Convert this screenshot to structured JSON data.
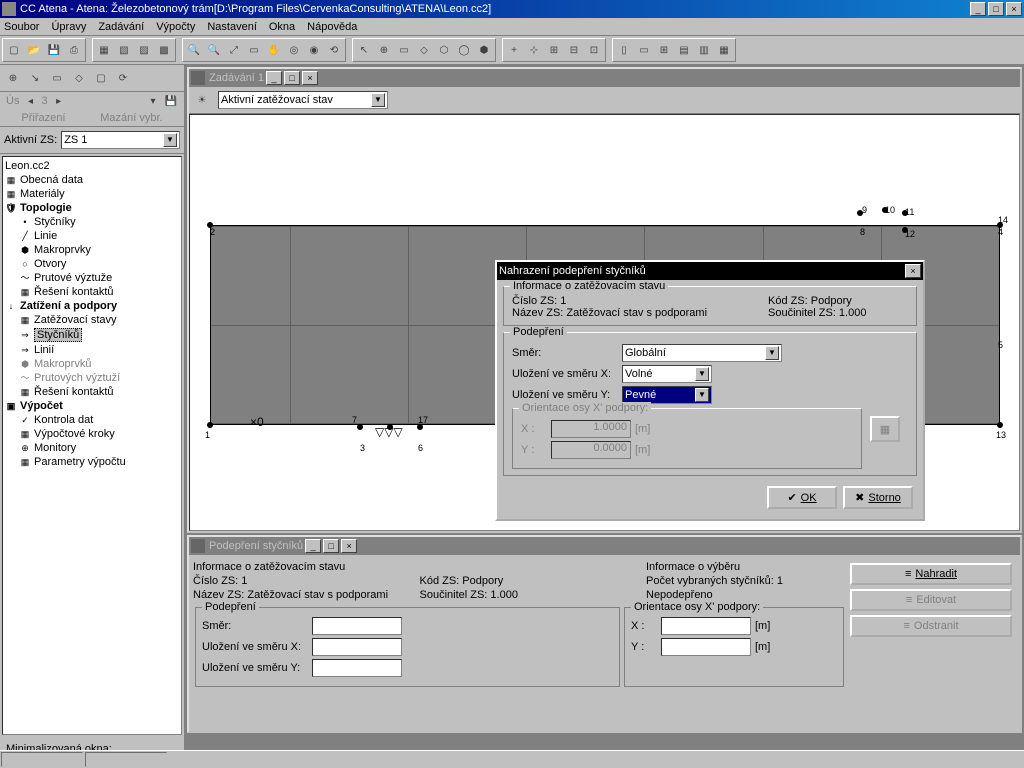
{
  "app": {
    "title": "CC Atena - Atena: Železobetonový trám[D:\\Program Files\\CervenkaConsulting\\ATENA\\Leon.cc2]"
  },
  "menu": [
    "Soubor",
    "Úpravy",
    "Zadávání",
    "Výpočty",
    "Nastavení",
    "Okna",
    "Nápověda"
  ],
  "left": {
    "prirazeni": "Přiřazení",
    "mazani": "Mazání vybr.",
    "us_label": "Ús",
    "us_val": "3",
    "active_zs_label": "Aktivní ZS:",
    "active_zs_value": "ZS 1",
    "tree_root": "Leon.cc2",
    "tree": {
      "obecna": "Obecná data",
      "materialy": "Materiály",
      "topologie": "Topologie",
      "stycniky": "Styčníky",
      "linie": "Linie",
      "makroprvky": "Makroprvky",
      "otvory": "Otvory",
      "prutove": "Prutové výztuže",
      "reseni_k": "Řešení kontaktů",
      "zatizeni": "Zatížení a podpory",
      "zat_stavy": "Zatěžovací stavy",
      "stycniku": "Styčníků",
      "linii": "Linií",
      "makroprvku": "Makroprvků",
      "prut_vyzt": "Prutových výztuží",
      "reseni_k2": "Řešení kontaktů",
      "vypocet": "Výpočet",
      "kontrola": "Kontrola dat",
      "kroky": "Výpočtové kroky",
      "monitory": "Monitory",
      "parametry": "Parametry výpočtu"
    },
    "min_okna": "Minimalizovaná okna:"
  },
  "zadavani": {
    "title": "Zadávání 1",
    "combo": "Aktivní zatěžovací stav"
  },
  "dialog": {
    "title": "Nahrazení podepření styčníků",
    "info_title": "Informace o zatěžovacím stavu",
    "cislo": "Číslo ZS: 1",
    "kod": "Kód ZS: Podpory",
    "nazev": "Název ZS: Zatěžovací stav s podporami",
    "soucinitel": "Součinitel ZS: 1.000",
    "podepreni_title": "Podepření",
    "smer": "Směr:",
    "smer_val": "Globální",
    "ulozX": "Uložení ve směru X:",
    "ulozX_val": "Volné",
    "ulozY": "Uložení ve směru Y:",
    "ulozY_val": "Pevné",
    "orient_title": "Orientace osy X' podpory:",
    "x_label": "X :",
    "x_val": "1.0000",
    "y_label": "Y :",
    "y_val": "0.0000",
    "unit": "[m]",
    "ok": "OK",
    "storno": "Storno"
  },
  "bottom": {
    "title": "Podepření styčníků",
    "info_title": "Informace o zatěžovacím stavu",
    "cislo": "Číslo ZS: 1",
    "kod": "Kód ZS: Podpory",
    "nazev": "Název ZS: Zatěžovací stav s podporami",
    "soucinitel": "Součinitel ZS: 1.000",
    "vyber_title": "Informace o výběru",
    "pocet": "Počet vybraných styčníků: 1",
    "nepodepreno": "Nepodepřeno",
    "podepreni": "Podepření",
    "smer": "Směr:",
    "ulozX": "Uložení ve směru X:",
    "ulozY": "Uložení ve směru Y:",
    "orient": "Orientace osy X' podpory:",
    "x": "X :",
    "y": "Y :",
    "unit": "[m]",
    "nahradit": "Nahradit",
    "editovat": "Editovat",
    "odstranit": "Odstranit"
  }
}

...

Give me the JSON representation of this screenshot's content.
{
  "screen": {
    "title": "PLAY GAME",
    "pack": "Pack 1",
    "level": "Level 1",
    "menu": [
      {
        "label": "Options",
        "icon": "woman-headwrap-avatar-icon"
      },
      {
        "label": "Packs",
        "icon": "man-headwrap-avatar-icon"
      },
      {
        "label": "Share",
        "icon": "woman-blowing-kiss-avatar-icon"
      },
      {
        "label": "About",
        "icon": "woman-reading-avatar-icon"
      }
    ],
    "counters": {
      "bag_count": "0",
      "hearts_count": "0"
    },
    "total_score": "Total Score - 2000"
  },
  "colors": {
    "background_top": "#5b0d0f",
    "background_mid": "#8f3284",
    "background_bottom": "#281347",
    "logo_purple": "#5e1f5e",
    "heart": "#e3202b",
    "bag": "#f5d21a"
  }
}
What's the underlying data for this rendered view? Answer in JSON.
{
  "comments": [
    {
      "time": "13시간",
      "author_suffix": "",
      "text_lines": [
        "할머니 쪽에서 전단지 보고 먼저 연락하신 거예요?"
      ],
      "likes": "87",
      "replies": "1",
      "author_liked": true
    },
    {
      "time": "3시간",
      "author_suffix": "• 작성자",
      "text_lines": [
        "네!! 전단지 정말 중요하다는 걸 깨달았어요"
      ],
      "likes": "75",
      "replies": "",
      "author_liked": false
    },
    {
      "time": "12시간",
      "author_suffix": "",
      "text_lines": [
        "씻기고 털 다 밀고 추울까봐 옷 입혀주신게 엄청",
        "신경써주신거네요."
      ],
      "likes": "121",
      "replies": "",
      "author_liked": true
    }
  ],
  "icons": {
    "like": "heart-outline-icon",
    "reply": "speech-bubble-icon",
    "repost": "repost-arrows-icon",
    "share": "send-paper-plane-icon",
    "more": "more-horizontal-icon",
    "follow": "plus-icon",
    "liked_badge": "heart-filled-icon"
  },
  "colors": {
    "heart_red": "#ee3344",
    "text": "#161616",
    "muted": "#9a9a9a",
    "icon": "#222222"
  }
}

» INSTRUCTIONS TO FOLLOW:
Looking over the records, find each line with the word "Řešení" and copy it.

» EXPECTED OUTPUT:
      "reseni_k": "Řešení kontaktů",
      "reseni_k2": "Řešení kontaktů",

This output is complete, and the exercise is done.